== Segment start ==
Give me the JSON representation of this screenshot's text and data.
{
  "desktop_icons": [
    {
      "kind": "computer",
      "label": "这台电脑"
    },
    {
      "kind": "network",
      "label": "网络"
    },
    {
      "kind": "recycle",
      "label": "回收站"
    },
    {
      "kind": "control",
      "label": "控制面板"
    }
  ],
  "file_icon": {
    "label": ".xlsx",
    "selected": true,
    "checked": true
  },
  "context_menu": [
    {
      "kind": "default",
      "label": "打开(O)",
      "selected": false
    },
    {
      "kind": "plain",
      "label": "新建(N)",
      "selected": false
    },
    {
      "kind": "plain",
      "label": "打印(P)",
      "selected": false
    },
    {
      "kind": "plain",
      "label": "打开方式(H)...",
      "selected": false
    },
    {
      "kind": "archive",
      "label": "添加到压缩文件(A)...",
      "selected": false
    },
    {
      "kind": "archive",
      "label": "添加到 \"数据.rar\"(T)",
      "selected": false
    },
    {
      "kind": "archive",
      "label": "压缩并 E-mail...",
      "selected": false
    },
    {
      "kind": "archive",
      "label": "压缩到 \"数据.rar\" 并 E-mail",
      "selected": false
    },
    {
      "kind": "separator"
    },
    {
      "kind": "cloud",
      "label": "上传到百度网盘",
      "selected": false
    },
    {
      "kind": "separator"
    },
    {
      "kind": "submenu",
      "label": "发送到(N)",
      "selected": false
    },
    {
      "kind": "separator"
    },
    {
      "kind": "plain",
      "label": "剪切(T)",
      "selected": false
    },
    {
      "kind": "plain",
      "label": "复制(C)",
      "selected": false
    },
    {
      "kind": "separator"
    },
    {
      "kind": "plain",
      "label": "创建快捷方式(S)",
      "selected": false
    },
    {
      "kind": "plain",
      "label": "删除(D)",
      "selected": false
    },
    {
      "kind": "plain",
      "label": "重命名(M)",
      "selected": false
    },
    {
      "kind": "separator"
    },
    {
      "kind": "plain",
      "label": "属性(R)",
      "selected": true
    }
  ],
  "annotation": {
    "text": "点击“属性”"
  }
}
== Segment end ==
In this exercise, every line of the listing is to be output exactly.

Give me the JSON representation of this screenshot's text and data.
{
  "desktop_icons": [
    {
      "kind": "computer",
      "label": "这台电脑"
    },
    {
      "kind": "network",
      "label": "网络"
    },
    {
      "kind": "recycle",
      "label": "回收站"
    },
    {
      "kind": "control",
      "label": "控制面板"
    }
  ],
  "file_icon": {
    "label": ".xlsx",
    "selected": true,
    "checked": true
  },
  "context_menu": [
    {
      "kind": "default",
      "label": "打开(O)",
      "selected": false
    },
    {
      "kind": "plain",
      "label": "新建(N)",
      "selected": false
    },
    {
      "kind": "plain",
      "label": "打印(P)",
      "selected": false
    },
    {
      "kind": "plain",
      "label": "打开方式(H)...",
      "selected": false
    },
    {
      "kind": "archive",
      "label": "添加到压缩文件(A)...",
      "selected": false
    },
    {
      "kind": "archive",
      "label": "添加到 \"数据.rar\"(T)",
      "selected": false
    },
    {
      "kind": "archive",
      "label": "压缩并 E-mail...",
      "selected": false
    },
    {
      "kind": "archive",
      "label": "压缩到 \"数据.rar\" 并 E-mail",
      "selected": false
    },
    {
      "kind": "separator"
    },
    {
      "kind": "cloud",
      "label": "上传到百度网盘",
      "selected": false
    },
    {
      "kind": "separator"
    },
    {
      "kind": "submenu",
      "label": "发送到(N)",
      "selected": false
    },
    {
      "kind": "separator"
    },
    {
      "kind": "plain",
      "label": "剪切(T)",
      "selected": false
    },
    {
      "kind": "plain",
      "label": "复制(C)",
      "selected": false
    },
    {
      "kind": "separator"
    },
    {
      "kind": "plain",
      "label": "创建快捷方式(S)",
      "selected": false
    },
    {
      "kind": "plain",
      "label": "删除(D)",
      "selected": false
    },
    {
      "kind": "plain",
      "label": "重命名(M)",
      "selected": false
    },
    {
      "kind": "separator"
    },
    {
      "kind": "plain",
      "label": "属性(R)",
      "selected": true
    }
  ],
  "annotation": {
    "text": "点击“属性”"
  }
}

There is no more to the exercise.